▶ _WORK TO BE COMPLETED_
Repeat the data below exactly, with every entry included.
***** DATA
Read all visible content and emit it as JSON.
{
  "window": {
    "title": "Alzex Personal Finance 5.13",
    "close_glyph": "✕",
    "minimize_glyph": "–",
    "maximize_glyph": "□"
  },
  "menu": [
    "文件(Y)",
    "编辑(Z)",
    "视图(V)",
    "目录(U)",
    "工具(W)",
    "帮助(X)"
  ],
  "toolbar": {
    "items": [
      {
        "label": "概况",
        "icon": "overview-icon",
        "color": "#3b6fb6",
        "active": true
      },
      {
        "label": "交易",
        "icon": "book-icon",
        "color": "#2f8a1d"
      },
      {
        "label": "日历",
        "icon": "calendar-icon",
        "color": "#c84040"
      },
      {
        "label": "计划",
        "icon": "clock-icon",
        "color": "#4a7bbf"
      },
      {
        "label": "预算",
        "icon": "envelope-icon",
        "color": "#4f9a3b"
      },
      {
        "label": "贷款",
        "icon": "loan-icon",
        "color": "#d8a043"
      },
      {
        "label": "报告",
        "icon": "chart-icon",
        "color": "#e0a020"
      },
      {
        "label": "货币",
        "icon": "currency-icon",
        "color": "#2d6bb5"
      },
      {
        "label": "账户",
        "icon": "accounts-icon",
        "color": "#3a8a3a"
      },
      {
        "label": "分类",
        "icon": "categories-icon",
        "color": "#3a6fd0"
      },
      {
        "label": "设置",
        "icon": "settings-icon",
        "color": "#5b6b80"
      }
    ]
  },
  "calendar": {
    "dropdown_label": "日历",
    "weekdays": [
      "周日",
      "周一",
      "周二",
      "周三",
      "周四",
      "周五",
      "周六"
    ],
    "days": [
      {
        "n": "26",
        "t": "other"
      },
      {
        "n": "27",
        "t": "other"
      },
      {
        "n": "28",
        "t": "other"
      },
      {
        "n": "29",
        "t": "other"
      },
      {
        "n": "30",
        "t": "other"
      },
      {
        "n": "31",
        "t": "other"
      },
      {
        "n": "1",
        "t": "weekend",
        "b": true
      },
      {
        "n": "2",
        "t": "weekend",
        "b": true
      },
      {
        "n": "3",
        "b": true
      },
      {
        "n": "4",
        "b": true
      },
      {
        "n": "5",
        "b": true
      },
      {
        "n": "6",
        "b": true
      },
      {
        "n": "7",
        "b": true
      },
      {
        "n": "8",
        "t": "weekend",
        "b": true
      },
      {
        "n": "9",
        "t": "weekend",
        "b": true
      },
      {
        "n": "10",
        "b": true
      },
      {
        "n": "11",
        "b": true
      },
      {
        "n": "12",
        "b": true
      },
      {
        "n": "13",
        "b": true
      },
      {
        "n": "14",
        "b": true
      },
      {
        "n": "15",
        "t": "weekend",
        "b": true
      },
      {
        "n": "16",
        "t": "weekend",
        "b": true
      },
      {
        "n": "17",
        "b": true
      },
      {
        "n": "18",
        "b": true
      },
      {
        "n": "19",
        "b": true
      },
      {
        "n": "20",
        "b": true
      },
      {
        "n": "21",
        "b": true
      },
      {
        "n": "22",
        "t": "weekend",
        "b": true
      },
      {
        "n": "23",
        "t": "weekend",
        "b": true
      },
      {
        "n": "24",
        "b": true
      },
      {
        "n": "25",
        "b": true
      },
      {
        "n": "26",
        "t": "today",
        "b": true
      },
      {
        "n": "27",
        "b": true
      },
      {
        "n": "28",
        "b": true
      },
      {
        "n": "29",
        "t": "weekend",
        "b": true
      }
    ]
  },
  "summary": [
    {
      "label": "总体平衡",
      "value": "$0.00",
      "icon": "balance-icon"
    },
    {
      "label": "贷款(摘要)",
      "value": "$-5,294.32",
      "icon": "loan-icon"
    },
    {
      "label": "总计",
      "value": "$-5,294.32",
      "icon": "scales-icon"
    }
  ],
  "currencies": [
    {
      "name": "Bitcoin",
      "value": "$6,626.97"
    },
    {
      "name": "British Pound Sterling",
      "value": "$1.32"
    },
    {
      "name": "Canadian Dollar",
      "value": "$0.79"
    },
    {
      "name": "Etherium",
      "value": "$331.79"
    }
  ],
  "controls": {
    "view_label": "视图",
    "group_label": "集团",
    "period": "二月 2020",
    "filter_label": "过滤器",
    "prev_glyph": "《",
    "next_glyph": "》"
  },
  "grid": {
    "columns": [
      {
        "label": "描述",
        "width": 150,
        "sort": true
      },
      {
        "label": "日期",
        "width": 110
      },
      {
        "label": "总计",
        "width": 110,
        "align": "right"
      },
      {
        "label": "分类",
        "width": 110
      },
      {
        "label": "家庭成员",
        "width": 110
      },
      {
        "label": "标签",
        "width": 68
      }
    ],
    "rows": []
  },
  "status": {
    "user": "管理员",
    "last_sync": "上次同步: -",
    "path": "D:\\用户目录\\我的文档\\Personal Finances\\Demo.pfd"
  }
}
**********
▶ _RESULT FOR THIS TASK_
Read all visible content and emit it as JSON.
{
  "window": {
    "title": "Alzex Personal Finance 5.13",
    "close_glyph": "✕",
    "minimize_glyph": "–",
    "maximize_glyph": "□"
  },
  "menu": [
    "文件(Y)",
    "编辑(Z)",
    "视图(V)",
    "目录(U)",
    "工具(W)",
    "帮助(X)"
  ],
  "toolbar": {
    "items": [
      {
        "label": "概况",
        "icon": "overview-icon",
        "color": "#3b6fb6",
        "active": true
      },
      {
        "label": "交易",
        "icon": "book-icon",
        "color": "#2f8a1d"
      },
      {
        "label": "日历",
        "icon": "calendar-icon",
        "color": "#c84040"
      },
      {
        "label": "计划",
        "icon": "clock-icon",
        "color": "#4a7bbf"
      },
      {
        "label": "预算",
        "icon": "envelope-icon",
        "color": "#4f9a3b"
      },
      {
        "label": "贷款",
        "icon": "loan-icon",
        "color": "#d8a043"
      },
      {
        "label": "报告",
        "icon": "chart-icon",
        "color": "#e0a020"
      },
      {
        "label": "货币",
        "icon": "currency-icon",
        "color": "#2d6bb5"
      },
      {
        "label": "账户",
        "icon": "accounts-icon",
        "color": "#3a8a3a"
      },
      {
        "label": "分类",
        "icon": "categories-icon",
        "color": "#3a6fd0"
      },
      {
        "label": "设置",
        "icon": "settings-icon",
        "color": "#5b6b80"
      }
    ]
  },
  "calendar": {
    "dropdown_label": "日历",
    "weekdays": [
      "周日",
      "周一",
      "周二",
      "周三",
      "周四",
      "周五",
      "周六"
    ],
    "days": [
      {
        "n": "26",
        "t": "other"
      },
      {
        "n": "27",
        "t": "other"
      },
      {
        "n": "28",
        "t": "other"
      },
      {
        "n": "29",
        "t": "other"
      },
      {
        "n": "30",
        "t": "other"
      },
      {
        "n": "31",
        "t": "other"
      },
      {
        "n": "1",
        "t": "weekend",
        "b": true
      },
      {
        "n": "2",
        "t": "weekend",
        "b": true
      },
      {
        "n": "3",
        "b": true
      },
      {
        "n": "4",
        "b": true
      },
      {
        "n": "5",
        "b": true
      },
      {
        "n": "6",
        "b": true
      },
      {
        "n": "7",
        "b": true
      },
      {
        "n": "8",
        "t": "weekend",
        "b": true
      },
      {
        "n": "9",
        "t": "weekend",
        "b": true
      },
      {
        "n": "10",
        "b": true
      },
      {
        "n": "11",
        "b": true
      },
      {
        "n": "12",
        "b": true
      },
      {
        "n": "13",
        "b": true
      },
      {
        "n": "14",
        "b": true
      },
      {
        "n": "15",
        "t": "weekend",
        "b": true
      },
      {
        "n": "16",
        "t": "weekend",
        "b": true
      },
      {
        "n": "17",
        "b": true
      },
      {
        "n": "18",
        "b": true
      },
      {
        "n": "19",
        "b": true
      },
      {
        "n": "20",
        "b": true
      },
      {
        "n": "21",
        "b": true
      },
      {
        "n": "22",
        "t": "weekend",
        "b": true
      },
      {
        "n": "23",
        "t": "weekend",
        "b": true
      },
      {
        "n": "24",
        "b": true
      },
      {
        "n": "25",
        "b": true
      },
      {
        "n": "26",
        "t": "today",
        "b": true
      },
      {
        "n": "27",
        "b": true
      },
      {
        "n": "28",
        "b": true
      },
      {
        "n": "29",
        "t": "weekend",
        "b": true
      }
    ]
  },
  "summary": [
    {
      "label": "总体平衡",
      "value": "$0.00",
      "icon": "balance-icon"
    },
    {
      "label": "贷款(摘要)",
      "value": "$-5,294.32",
      "icon": "loan-icon"
    },
    {
      "label": "总计",
      "value": "$-5,294.32",
      "icon": "scales-icon"
    }
  ],
  "currencies": [
    {
      "name": "Bitcoin",
      "value": "$6,626.97"
    },
    {
      "name": "British Pound Sterling",
      "value": "$1.32"
    },
    {
      "name": "Canadian Dollar",
      "value": "$0.79"
    },
    {
      "name": "Etherium",
      "value": "$331.79"
    }
  ],
  "controls": {
    "view_label": "视图",
    "group_label": "集团",
    "period": "二月 2020",
    "filter_label": "过滤器",
    "prev_glyph": "《",
    "next_glyph": "》"
  },
  "grid": {
    "columns": [
      {
        "label": "描述",
        "width": 150,
        "sort": true
      },
      {
        "label": "日期",
        "width": 110
      },
      {
        "label": "总计",
        "width": 110,
        "align": "right"
      },
      {
        "label": "分类",
        "width": 110
      },
      {
        "label": "家庭成员",
        "width": 110
      },
      {
        "label": "标签",
        "width": 68
      }
    ],
    "rows": []
  },
  "status": {
    "user": "管理员",
    "last_sync": "上次同步: -",
    "path": "D:\\用户目录\\我的文档\\Personal Finances\\Demo.pfd"
  }
}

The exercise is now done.